We spoke to a couple of our leading consultants to find out.
Senior Consultant, Chris Wyatt, says ‘100% yes: If you want to break into AI Software or research, a degree is a must. The state of the market means it’s virtually impossible to get a job without the academic credentials.’
Chris has been with IC Resources for 5 years and is a Senior Consultant who deals with the recruitment of technical software candidates. He explained that online courses alone are never enough.
‘AI is a fascinating industry because we’re making breakthroughs literally every single day, so the vertical is very appealing to candidates’.
Artificial Intelligence and Machine Learning are seen as dynamic industries that are changing the world, and who doesn’t want to be a part of something that’s got the potential to change the world for the better?
This makes the market for computer scientists very competitive and if the requirements of a job fall under the broad spectrum of AI, even more so.
In an industry that’s changing so rapidly, a company’s ability to succeed is determined by its ability to innovate. Therefore, when looking to recruit, 98% of our clients want the best of the best to ensure they are the ones who are making those elusive firsts within a dramatically changing AI vertical.
If the client is in a good location, they will get to cherry-pick the very best from a batch of great candidates. With very few exceptions, if you don’t have a MSc or PhD you won’t be at the top of their pile.’
Dane Smith, our Business Manager for IC Creative, has an opposing view.
‘In the creative market, I’m seeing a trend towards less emphasis on the significance of redbrick and traditional degrees. Instead, we are definitely seeing a wave of successful candidates coming through who have the ability, without the academics.’
Dane says; ‘I think with larger organisations and established companies there is often still a preference towards candidates with a relevant degree, and in most cases, if there were two candidates at final stage, both very similar in quality, then the one with a degree is likely to be chosen over the candidate without.
However, the UK is in the top 5 globally for start-ups being established, and the search for the very best talent is becoming increasingly competitive. We’re seeing technology start-ups using coding tests and other methods to vet skills, in place of traditional qualification vetting, displaying more of a focus on ability than on academic credentials.’
It isn’t just the permanent market. The contract market is also very strong and is placing an emphasis on candidates with relevant experience who can hit the ground running, rather than those with the academics but not necessarily the industry experience.

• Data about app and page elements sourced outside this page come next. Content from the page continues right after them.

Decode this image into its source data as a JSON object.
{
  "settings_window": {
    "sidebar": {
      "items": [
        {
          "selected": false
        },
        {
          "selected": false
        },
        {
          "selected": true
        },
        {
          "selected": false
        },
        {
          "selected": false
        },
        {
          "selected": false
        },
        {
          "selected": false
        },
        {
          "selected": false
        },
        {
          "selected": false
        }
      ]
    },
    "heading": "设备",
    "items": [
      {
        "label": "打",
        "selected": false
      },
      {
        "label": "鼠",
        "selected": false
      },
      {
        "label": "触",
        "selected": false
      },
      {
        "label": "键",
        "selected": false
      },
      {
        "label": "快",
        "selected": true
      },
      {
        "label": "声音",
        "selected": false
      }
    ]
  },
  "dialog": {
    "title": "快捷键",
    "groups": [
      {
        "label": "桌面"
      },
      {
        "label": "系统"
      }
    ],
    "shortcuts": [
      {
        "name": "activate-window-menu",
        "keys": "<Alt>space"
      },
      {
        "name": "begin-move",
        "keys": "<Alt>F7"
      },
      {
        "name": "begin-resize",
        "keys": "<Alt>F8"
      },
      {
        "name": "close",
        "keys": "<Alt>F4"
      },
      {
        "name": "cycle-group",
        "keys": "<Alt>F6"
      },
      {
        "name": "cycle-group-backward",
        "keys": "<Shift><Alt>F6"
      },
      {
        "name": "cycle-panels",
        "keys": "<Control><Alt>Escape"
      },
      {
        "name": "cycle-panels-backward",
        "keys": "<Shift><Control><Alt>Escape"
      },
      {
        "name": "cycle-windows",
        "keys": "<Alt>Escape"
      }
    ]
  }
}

It seems, from both of our consultants, that the technology market is competitive. There’s more of a focus on academic qualifications for technical roles but it’s likely that, as demand for highly skilled candidates outstrips the availability of those with relevant degrees, the industry will need to consider new ways to vet for talent and become less dependent on paper qualifications.
However, for the moment, it appears that, whilst having a sound degree in a related technical area isn’t essential, it certainly won’t damage your chances when it comes to getting your next job.